Though “edible perennials” may at first glance seem like a strange juxtaposition of gardening terms, growing them makes a great deal of sense for the home gardener in Western North Carolina. An edible perennial is any vegetable, fruit, berry, nut or fungi that produces year after year without replanting — if you’ve eaten asparagus, blueberries, hazelnuts or mushrooms, you’ve eaten perennials.
Joe Hollis of Mountain Gardens in Burnsville promotes the cultivation of edible perennials to foster food system resilience, support soil and water restoration and increase biodiversity. “There are more than 20,000 species of edible plants known in the world today, but fewer than 20 species currently provide 90 percent of our food,” he says. He points to ramps and Chinese mountain yams (also known as air potato vine) as wild edible species of perennials that are common throughout Western North Carolina. And bamboo shoots, rhubarb, asparagus and artichokes are domesticated plants that are easily cultivated in the area.
Edible Perennials, the Plants For A Future organization’s reference book for edible plant enthusiasts, notes that perennials require less labor than annuals: Yearly sowing is unnecessary, and regular watering is not normally needed because maximum growth occurs in the spring when soil moisture is often high. Yields will be increased if the plants are pruned, fertilized and weeded, but these measures aren’t essential, and only a compost mulch is needed once in a while. Also, many perennials will thrive in shady conditions where other plants fail, and pests are absent or much less of a problem than with traditional vegetables.
Hollis also points out that many perennials, including rhubarb, asparagus and a range of leafy greens, will provide food during the “hungry gap” months of March, April and May, when annuals are barely showing their heads above the soil. And some choice perennials include soft fruits or salad leaves, which are expensive to buy and keep poorly in the fridge.

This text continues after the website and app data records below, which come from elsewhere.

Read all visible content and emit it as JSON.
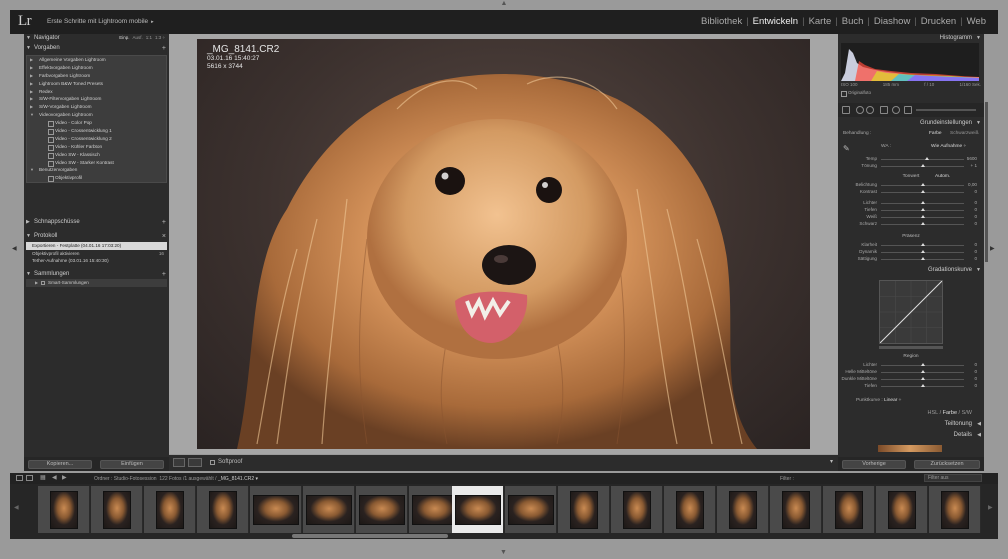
{
  "app": {
    "logo": "Lr",
    "catalog_title": "Erste Schritte mit Lightroom mobile",
    "catalog_arrow": "▸",
    "modules": [
      "Bibliothek",
      "Entwickeln",
      "Karte",
      "Buch",
      "Diashow",
      "Drucken",
      "Web"
    ],
    "active_module": "Entwickeln"
  },
  "navigator": {
    "title": "Navigator",
    "zoom_options": [
      "Einp.",
      "Ausf.",
      "1:1",
      "1:3 ÷"
    ]
  },
  "presets": {
    "title": "Vorgaben",
    "items": [
      {
        "label": "Allgemeine Vorgaben Lightroom",
        "type": "folder"
      },
      {
        "label": "Effektvorgaben Lightroom",
        "type": "folder"
      },
      {
        "label": "Farbvorgaben Lightroom",
        "type": "folder"
      },
      {
        "label": "Lightroom B&W Toned Presets",
        "type": "folder"
      },
      {
        "label": "Redex",
        "type": "folder"
      },
      {
        "label": "S/W-Filtervorgaben Lightroom",
        "type": "folder"
      },
      {
        "label": "S/W-Vorgaben Lightroom",
        "type": "folder"
      },
      {
        "label": "Videovorgaben Lightroom",
        "type": "open"
      },
      {
        "label": "Video - Color Pop",
        "type": "child"
      },
      {
        "label": "Video - Crossentwicklung 1",
        "type": "child"
      },
      {
        "label": "Video - Crossentwicklung 2",
        "type": "child"
      },
      {
        "label": "Video - Kühler Farbton",
        "type": "child"
      },
      {
        "label": "Video SW - Klassisch",
        "type": "child"
      },
      {
        "label": "Video SW - Starker Kontrast",
        "type": "child"
      },
      {
        "label": "Benutzervorgaben",
        "type": "open"
      },
      {
        "label": "Objektivprofil",
        "type": "child"
      }
    ]
  },
  "snapshots": {
    "title": "Schnappschüsse"
  },
  "history": {
    "title": "Protokoll",
    "items": [
      {
        "label": "Exportieren - Festplatte (04.01.16 17:03:20)",
        "num": "",
        "selected": true
      },
      {
        "label": "Objektivprofil aktivieren",
        "num": "16",
        "selected": false
      },
      {
        "label": "Tether-Aufnahme (03.01.16 15:40:30)",
        "num": "",
        "selected": false
      }
    ]
  },
  "collections": {
    "title": "Sammlungen",
    "items": [
      {
        "label": "Smart-Sammlungen"
      }
    ]
  },
  "left_buttons": {
    "copy": "Kopieren...",
    "paste": "Einfügen"
  },
  "photo": {
    "filename": "_MG_8141.CR2",
    "datetime": "03.01.16 15:40:27",
    "dimensions": "5616 x 3744"
  },
  "toolbar": {
    "softproof": "Softproof",
    "dropdown": "▾"
  },
  "histogram": {
    "title": "Histogramm",
    "iso": "ISO 100",
    "focal": "185 mm",
    "aperture": "f / 10",
    "shutter": "1/160 Sek.",
    "original_photo": "Originalfoto"
  },
  "basic": {
    "title": "Grundeinstellungen",
    "treatment_label": "Behandlung :",
    "treatment_color": "Farbe",
    "treatment_bw": "Schwarzweiß",
    "wb_label": "WA :",
    "wb_value": "Wie Aufnahme ÷",
    "temp": {
      "name": "Temp",
      "value": "5600"
    },
    "tint": {
      "name": "Tönung",
      "value": "+ 1"
    },
    "tone_label": "Tonwert",
    "auto_label": "Autom.",
    "tone_sliders": [
      {
        "name": "Belichtung",
        "value": "0,00"
      },
      {
        "name": "Kontrast",
        "value": "0"
      },
      {
        "name": "Lichter",
        "value": "0"
      },
      {
        "name": "Tiefen",
        "value": "0"
      },
      {
        "name": "Weiß",
        "value": "0"
      },
      {
        "name": "Schwarz",
        "value": "0"
      }
    ],
    "presence_label": "Präsenz",
    "presence_sliders": [
      {
        "name": "Klarheit",
        "value": "0"
      },
      {
        "name": "Dynamik",
        "value": "0"
      },
      {
        "name": "Sättigung",
        "value": "0"
      }
    ]
  },
  "tone_curve": {
    "title": "Gradationskurve",
    "region_label": "Region",
    "sliders": [
      {
        "name": "Lichter",
        "value": "0"
      },
      {
        "name": "Helle Mitteltöne",
        "value": "0"
      },
      {
        "name": "Dunkle Mitteltöne",
        "value": "0"
      },
      {
        "name": "Tiefen",
        "value": "0"
      }
    ],
    "point_curve_label": "Punktkurve :",
    "point_curve_value": "Linear ÷"
  },
  "hsl": {
    "hsl": "HSL",
    "color": "Farbe",
    "bw": "S/W"
  },
  "split_toning": {
    "title": "Teiltonung"
  },
  "details": {
    "title": "Details"
  },
  "right_buttons": {
    "previous": "Vorherige",
    "reset": "Zurücksetzen"
  },
  "filmstrip": {
    "source": "Ordner : Studio-Fotosession",
    "count": "122 Fotos /1 ausgewählt /",
    "selected_file": "_MG_8141.CR2 ▾",
    "filter_label": "Filter :",
    "filter_value": "Filter aus"
  },
  "colors": {
    "panel": "#2c2c2c",
    "background": "#a6a6a6",
    "topbar": "#1f1f1f",
    "active_text": "#f0f0f0",
    "selection": "#d8d8d8"
  }
}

But most importantly, he notes, these enduring plants can help protect our environment because they have the potential for carbon sequestration. “Like all plants, perennials pull carbon dioxide out of the atmosphere and convert it to plant material and/or soil organic matter with the help of micro-organisms,” he explains. “The difference is that [with perennials] the carbon is kept in the soil, whereas with annuals, carbon eventually returns to the atmosphere during harvest and tilling.”

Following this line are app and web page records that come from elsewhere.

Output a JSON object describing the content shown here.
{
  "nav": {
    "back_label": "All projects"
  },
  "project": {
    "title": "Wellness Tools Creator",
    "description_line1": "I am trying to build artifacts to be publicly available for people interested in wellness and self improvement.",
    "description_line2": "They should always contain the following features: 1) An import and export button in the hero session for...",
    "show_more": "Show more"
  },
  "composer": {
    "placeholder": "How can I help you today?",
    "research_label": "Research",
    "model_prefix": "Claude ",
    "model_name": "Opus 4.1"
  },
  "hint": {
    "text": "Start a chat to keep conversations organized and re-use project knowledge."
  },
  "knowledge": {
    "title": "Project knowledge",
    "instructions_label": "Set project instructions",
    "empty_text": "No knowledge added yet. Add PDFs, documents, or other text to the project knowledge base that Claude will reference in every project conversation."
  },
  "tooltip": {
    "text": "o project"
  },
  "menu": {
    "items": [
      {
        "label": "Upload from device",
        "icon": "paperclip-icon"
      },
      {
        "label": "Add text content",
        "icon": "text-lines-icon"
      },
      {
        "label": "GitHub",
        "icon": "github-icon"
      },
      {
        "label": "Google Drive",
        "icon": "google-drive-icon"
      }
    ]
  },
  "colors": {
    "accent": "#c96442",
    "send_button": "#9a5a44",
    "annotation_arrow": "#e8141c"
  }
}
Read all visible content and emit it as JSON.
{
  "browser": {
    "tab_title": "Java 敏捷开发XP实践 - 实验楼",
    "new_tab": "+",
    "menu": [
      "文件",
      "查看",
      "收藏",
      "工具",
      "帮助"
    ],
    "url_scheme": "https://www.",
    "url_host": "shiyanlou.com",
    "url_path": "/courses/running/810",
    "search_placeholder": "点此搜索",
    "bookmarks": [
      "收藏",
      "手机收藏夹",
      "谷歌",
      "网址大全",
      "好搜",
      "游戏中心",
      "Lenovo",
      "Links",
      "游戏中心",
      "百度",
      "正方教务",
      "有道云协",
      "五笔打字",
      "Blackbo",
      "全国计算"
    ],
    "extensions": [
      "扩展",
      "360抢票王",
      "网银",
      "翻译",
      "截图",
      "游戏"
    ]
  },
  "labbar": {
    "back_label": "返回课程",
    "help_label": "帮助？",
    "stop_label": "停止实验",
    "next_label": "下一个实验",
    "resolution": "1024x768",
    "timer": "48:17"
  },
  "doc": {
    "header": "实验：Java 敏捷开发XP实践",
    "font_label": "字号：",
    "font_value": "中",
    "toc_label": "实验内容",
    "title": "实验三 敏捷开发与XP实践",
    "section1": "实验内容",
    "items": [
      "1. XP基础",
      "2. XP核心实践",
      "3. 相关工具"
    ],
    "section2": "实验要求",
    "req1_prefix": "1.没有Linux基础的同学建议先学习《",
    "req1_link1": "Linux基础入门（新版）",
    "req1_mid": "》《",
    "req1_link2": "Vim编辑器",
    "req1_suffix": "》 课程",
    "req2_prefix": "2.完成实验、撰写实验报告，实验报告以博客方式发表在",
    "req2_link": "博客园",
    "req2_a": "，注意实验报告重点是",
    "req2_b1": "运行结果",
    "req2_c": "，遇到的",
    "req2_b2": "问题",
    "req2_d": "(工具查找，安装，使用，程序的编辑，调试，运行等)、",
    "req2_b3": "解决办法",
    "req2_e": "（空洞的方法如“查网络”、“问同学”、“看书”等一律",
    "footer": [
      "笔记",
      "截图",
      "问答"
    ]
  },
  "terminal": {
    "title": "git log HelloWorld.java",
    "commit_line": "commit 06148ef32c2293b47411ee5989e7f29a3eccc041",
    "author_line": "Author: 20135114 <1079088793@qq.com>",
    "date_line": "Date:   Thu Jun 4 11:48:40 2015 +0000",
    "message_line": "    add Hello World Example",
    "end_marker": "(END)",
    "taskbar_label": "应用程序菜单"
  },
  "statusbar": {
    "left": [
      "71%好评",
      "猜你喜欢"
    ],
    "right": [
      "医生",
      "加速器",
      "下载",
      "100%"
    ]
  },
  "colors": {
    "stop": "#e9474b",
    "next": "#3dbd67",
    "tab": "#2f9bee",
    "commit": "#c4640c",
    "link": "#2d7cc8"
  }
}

Asheville-based Shades of Green Permaculture designs and installs low-maintenance, edible landscapes for residential, institutional and commercial spaces such as schools, medical facilities and even breweries. Founder and design director Brandy Hall says the company’s goal is to help people “transition from standard chemical-driven monocrops to a more diverse, resilient landscape.”

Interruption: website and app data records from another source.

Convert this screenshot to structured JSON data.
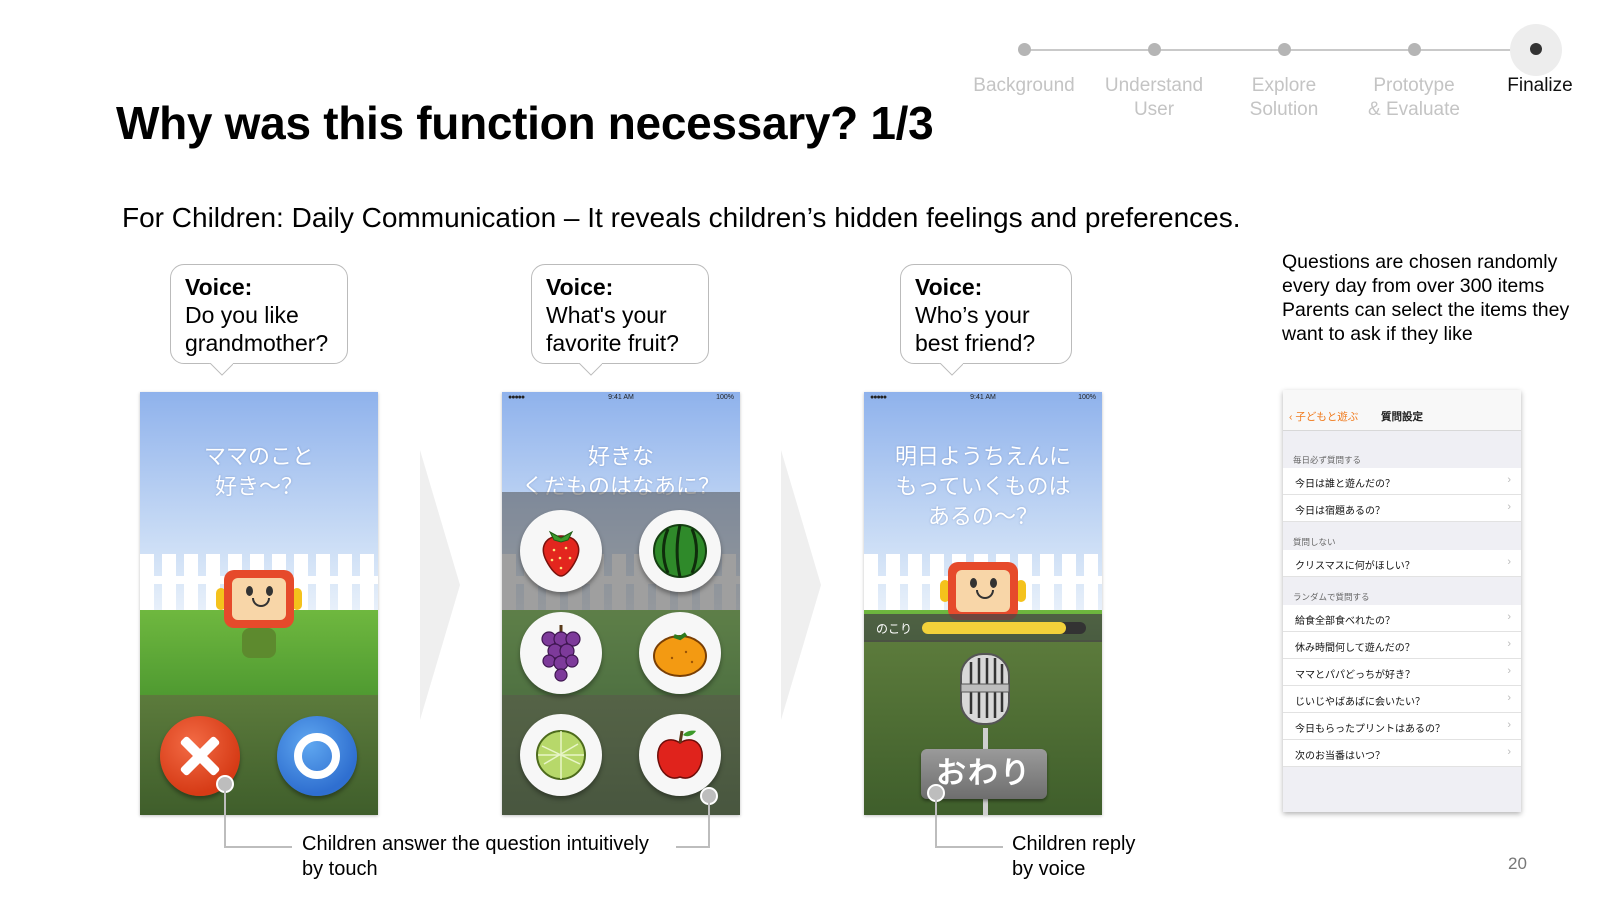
{
  "progress": {
    "steps": [
      {
        "label_lines": [
          "Background"
        ],
        "active": false
      },
      {
        "label_lines": [
          "Understand",
          "User"
        ],
        "active": false
      },
      {
        "label_lines": [
          "Explore",
          "Solution"
        ],
        "active": false
      },
      {
        "label_lines": [
          "Prototype",
          "& Evaluate"
        ],
        "active": false
      },
      {
        "label_lines": [
          "Finalize"
        ],
        "active": true
      }
    ]
  },
  "title": "Why was this function necessary? 1/3",
  "subtitle": "For Children: Daily Communication – It reveals children’s hidden feelings and preferences.",
  "side_note": {
    "line1": "Questions are chosen randomly every day from over 300 items",
    "line2": "Parents can select the items they want to ask if they like"
  },
  "bubbles": [
    {
      "label": "Voice:",
      "line1": "Do you like",
      "line2": "grandmother?"
    },
    {
      "label": "Voice:",
      "line1": "What's your",
      "line2": "favorite fruit?"
    },
    {
      "label": "Voice:",
      "line1": "Who’s your",
      "line2": "best friend?"
    }
  ],
  "screens": {
    "status_time": "9:41 AM",
    "status_battery": "100%",
    "status_signal": "●●●●● ",
    "s1_question": [
      "ママのこと",
      "好き～？"
    ],
    "s2_question": [
      "好きな",
      "くだものはなあに？"
    ],
    "s3_question": [
      "明日ようちえんに",
      "もっていくものは",
      "あるの～？"
    ],
    "s3_remaining_label": "のこり",
    "s3_remaining_fraction": 0.88,
    "s3_finish_button": "おわり",
    "fruits": [
      "strawberry-icon",
      "watermelon-icon",
      "grapes-icon",
      "orange-icon",
      "melon-icon",
      "apple-icon"
    ]
  },
  "settings_screen": {
    "back": "子どもと遊ぶ",
    "title": "質問設定",
    "sections": [
      {
        "header": "毎日必ず質問する",
        "items": [
          "今日は誰と遊んだの？",
          "今日は宿題あるの？"
        ]
      },
      {
        "header": "質問しない",
        "items": [
          "クリスマスに何がほしい？"
        ]
      },
      {
        "header": "ランダムで質問する",
        "items": [
          "給食全部食べれたの？",
          "休み時間何して遊んだの？",
          "ママとパパどっちが好き？",
          "じいじやばあばに会いたい？",
          "今日もらったプリントはあるの？",
          "次のお当番はいつ？"
        ]
      }
    ],
    "chevron": "›"
  },
  "captions": {
    "touch": [
      "Children answer the question intuitively",
      "by touch"
    ],
    "voice": [
      "Children reply",
      "by voice"
    ]
  },
  "page_number": "20",
  "colors": {
    "accent_orange": "#f07a1c",
    "no_red": "#d63b16",
    "yes_blue": "#2f6fd0"
  }
}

She encourages clients wishing to reconnect with their food system to engage with their landscape by “observing their site and nestling human activity into the natural pattern language of each place.” As an example of how this can work, Hall describes a recently installed permaculture landscape at Monday Night Brewery in Atlanta. “The idea behind the Monday Night Brewery was to do an organic urban orchard with species that fruit during the cooler months from which they can harvest the ambient yeast on the fruit through louvered vents and make site-specific sour beers,” Hall explains.
Shades of Green also added some herbs, such as rosemary, mint and pineapple sage, but other nonedible elements were planted in order to increase the overall effectiveness of the landscape. “The majority of the understory is actually a mix of native wildflowers and grasses to support the bees needed to pollinate the fruit and also help repair the soil of this post-industrial site,” she says.
Those looking to add edible perennials to their landscape should consider planting this fall, says botanist, herbalist and forager Abby Artemisia of The Wander School in Burnsville. “Spring is busy enough with soil preparation; in our region, now is the perfect time to get those perennials in the ground,” she says. “During the fall, the ground still retains some warmth, so it’s actually a better time than early spring when the ground is still cold. They’ll put on root growth and establish themselves quickly, so they’re ready to grow in leaps and bounds come spring.”